> **TASK DETAILS**
Your reply should reproduce each line below exactly and carry none of the pictures.
SOURCE DATA below:
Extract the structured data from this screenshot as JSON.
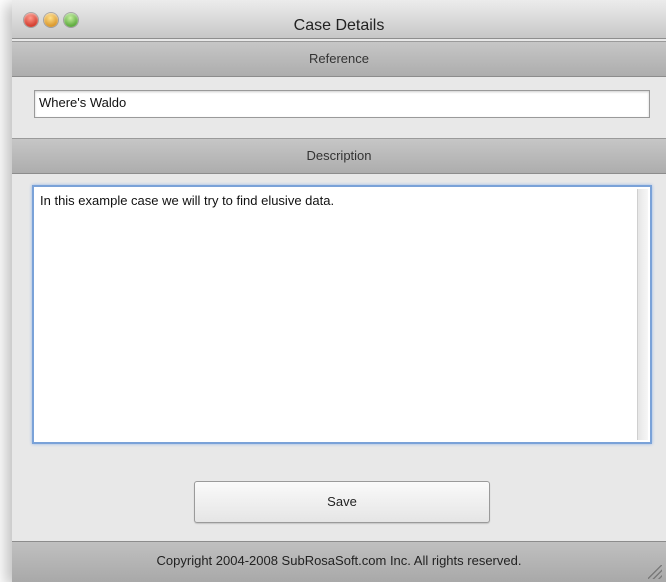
{
  "window": {
    "title": "Case Details"
  },
  "reference": {
    "header": "Reference",
    "value": "Where's Waldo"
  },
  "description": {
    "header": "Description",
    "value": "In this example case we will try to find elusive data."
  },
  "actions": {
    "save_label": "Save"
  },
  "footer": {
    "copyright": "Copyright 2004-2008 SubRosaSoft.com Inc. All rights reserved."
  },
  "colors": {
    "focus_ring": "#7aa2d8",
    "close": "#d23a2c",
    "minimize": "#d9962a",
    "zoom": "#5aa83a"
  }
}
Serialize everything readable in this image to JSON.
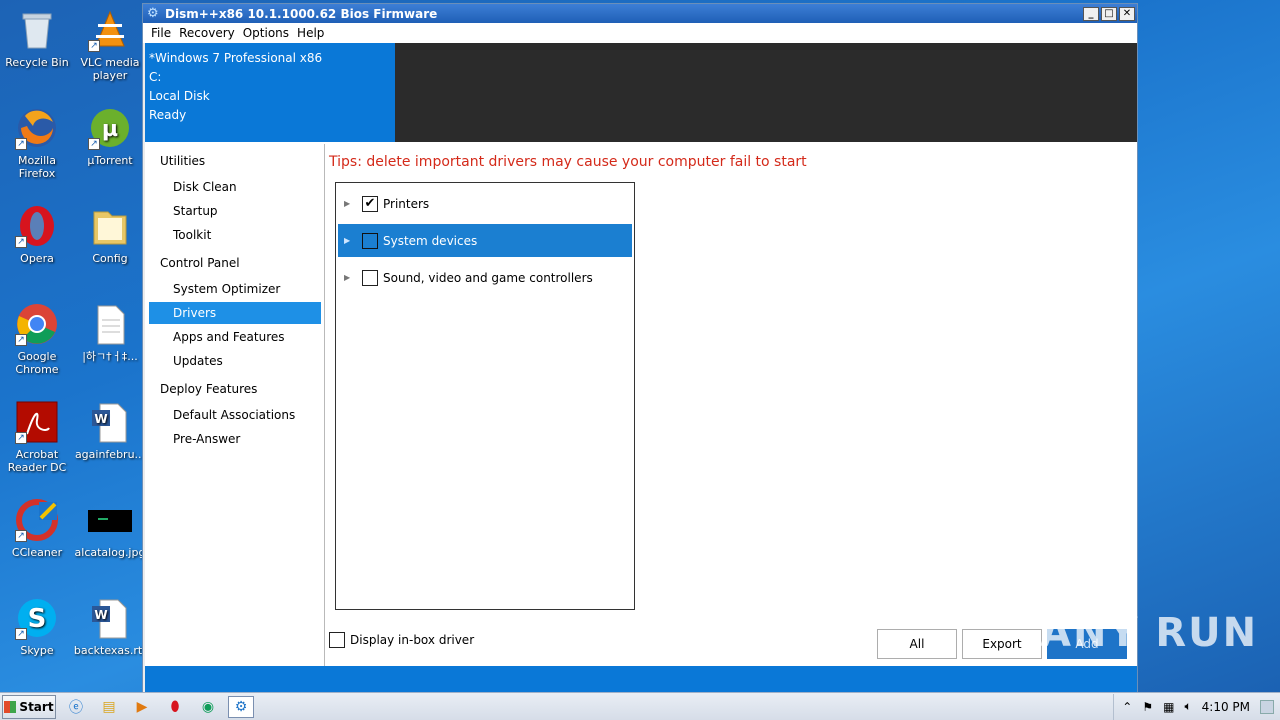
{
  "desktop": {
    "icons": [
      {
        "name": "recycle-bin-icon",
        "label": "Recycle Bin"
      },
      {
        "name": "vlc-icon",
        "label": "VLC media player"
      },
      {
        "name": "firefox-icon",
        "label": "Mozilla Firefox"
      },
      {
        "name": "utorrent-icon",
        "label": "µTorrent"
      },
      {
        "name": "opera-icon",
        "label": "Opera"
      },
      {
        "name": "folder-icon",
        "label": "Config"
      },
      {
        "name": "chrome-icon",
        "label": "Google Chrome"
      },
      {
        "name": "document-icon",
        "label": "|하ㄱ†ㅓ‡..."
      },
      {
        "name": "acrobat-icon",
        "label": "Acrobat Reader DC"
      },
      {
        "name": "word-doc-icon",
        "label": "againfebru..."
      },
      {
        "name": "ccleaner-icon",
        "label": "CCleaner"
      },
      {
        "name": "image-file-icon",
        "label": "alcatalog.jpg"
      },
      {
        "name": "skype-icon",
        "label": "Skype"
      },
      {
        "name": "word-doc-icon-2",
        "label": "backtexas.rtf"
      }
    ]
  },
  "window": {
    "title": "Dism++x86 10.1.1000.62 Bios Firmware",
    "controls": {
      "minimize": "_",
      "maximize": "□",
      "close": "✕"
    },
    "menu": [
      "File",
      "Recovery",
      "Options",
      "Help"
    ]
  },
  "header": {
    "os": "*Windows 7 Professional x86",
    "drive": "C:",
    "disk": "Local Disk",
    "status": "Ready"
  },
  "sidebar": {
    "groups": [
      {
        "label": "Utilities",
        "items": [
          "Disk Clean",
          "Startup",
          "Toolkit"
        ]
      },
      {
        "label": "Control Panel",
        "items": [
          "System Optimizer",
          "Drivers",
          "Apps and Features",
          "Updates"
        ]
      },
      {
        "label": "Deploy Features",
        "items": [
          "Default Associations",
          "Pre-Answer"
        ]
      }
    ],
    "active_item": "Drivers"
  },
  "main": {
    "tips": "Tips: delete important drivers may cause your computer fail to start",
    "tree": [
      {
        "label": "Printers",
        "checked": true,
        "selected": false
      },
      {
        "label": "System devices",
        "checked": false,
        "selected": true
      },
      {
        "label": "Sound, video and game controllers",
        "checked": false,
        "selected": false
      }
    ],
    "display_inbox_label": "Display in-box driver",
    "buttons": {
      "all": "All",
      "export": "Export",
      "add": "Add"
    }
  },
  "watermark": "ANY RUN",
  "taskbar": {
    "start_label": "Start",
    "clock": "4:10 PM"
  },
  "colors": {
    "accent": "#0a78d7",
    "selection": "#1b7fd1",
    "tips": "#d42a1a"
  }
}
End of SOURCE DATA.
> **EXPECTED ANSWER**
Extract the structured data from this screenshot as JSON.
{
  "window": {
    "title": "Case Details"
  },
  "reference": {
    "header": "Reference",
    "value": "Where's Waldo"
  },
  "description": {
    "header": "Description",
    "value": "In this example case we will try to find elusive data."
  },
  "actions": {
    "save_label": "Save"
  },
  "footer": {
    "copyright": "Copyright 2004-2008 SubRosaSoft.com Inc. All rights reserved."
  },
  "colors": {
    "focus_ring": "#7aa2d8",
    "close": "#d23a2c",
    "minimize": "#d9962a",
    "zoom": "#5aa83a"
  }
}
Serialize everything readable in this image to JSON.
{
  "desktop": {
    "icons": [
      {
        "name": "recycle-bin-icon",
        "label": "Recycle Bin"
      },
      {
        "name": "vlc-icon",
        "label": "VLC media player"
      },
      {
        "name": "firefox-icon",
        "label": "Mozilla Firefox"
      },
      {
        "name": "utorrent-icon",
        "label": "µTorrent"
      },
      {
        "name": "opera-icon",
        "label": "Opera"
      },
      {
        "name": "folder-icon",
        "label": "Config"
      },
      {
        "name": "chrome-icon",
        "label": "Google Chrome"
      },
      {
        "name": "document-icon",
        "label": "|하ㄱ†ㅓ‡..."
      },
      {
        "name": "acrobat-icon",
        "label": "Acrobat Reader DC"
      },
      {
        "name": "word-doc-icon",
        "label": "againfebru..."
      },
      {
        "name": "ccleaner-icon",
        "label": "CCleaner"
      },
      {
        "name": "image-file-icon",
        "label": "alcatalog.jpg"
      },
      {
        "name": "skype-icon",
        "label": "Skype"
      },
      {
        "name": "word-doc-icon-2",
        "label": "backtexas.rtf"
      }
    ]
  },
  "window": {
    "title": "Dism++x86 10.1.1000.62 Bios Firmware",
    "controls": {
      "minimize": "_",
      "maximize": "□",
      "close": "✕"
    },
    "menu": [
      "File",
      "Recovery",
      "Options",
      "Help"
    ]
  },
  "header": {
    "os": "*Windows 7 Professional x86",
    "drive": "C:",
    "disk": "Local Disk",
    "status": "Ready"
  },
  "sidebar": {
    "groups": [
      {
        "label": "Utilities",
        "items": [
          "Disk Clean",
          "Startup",
          "Toolkit"
        ]
      },
      {
        "label": "Control Panel",
        "items": [
          "System Optimizer",
          "Drivers",
          "Apps and Features",
          "Updates"
        ]
      },
      {
        "label": "Deploy Features",
        "items": [
          "Default Associations",
          "Pre-Answer"
        ]
      }
    ],
    "active_item": "Drivers"
  },
  "main": {
    "tips": "Tips: delete important drivers may cause your computer fail to start",
    "tree": [
      {
        "label": "Printers",
        "checked": true,
        "selected": false
      },
      {
        "label": "System devices",
        "checked": false,
        "selected": true
      },
      {
        "label": "Sound, video and game controllers",
        "checked": false,
        "selected": false
      }
    ],
    "display_inbox_label": "Display in-box driver",
    "buttons": {
      "all": "All",
      "export": "Export",
      "add": "Add"
    }
  },
  "watermark": "ANY RUN",
  "taskbar": {
    "start_label": "Start",
    "clock": "4:10 PM"
  },
  "colors": {
    "accent": "#0a78d7",
    "selection": "#1b7fd1",
    "tips": "#d42a1a"
  }
}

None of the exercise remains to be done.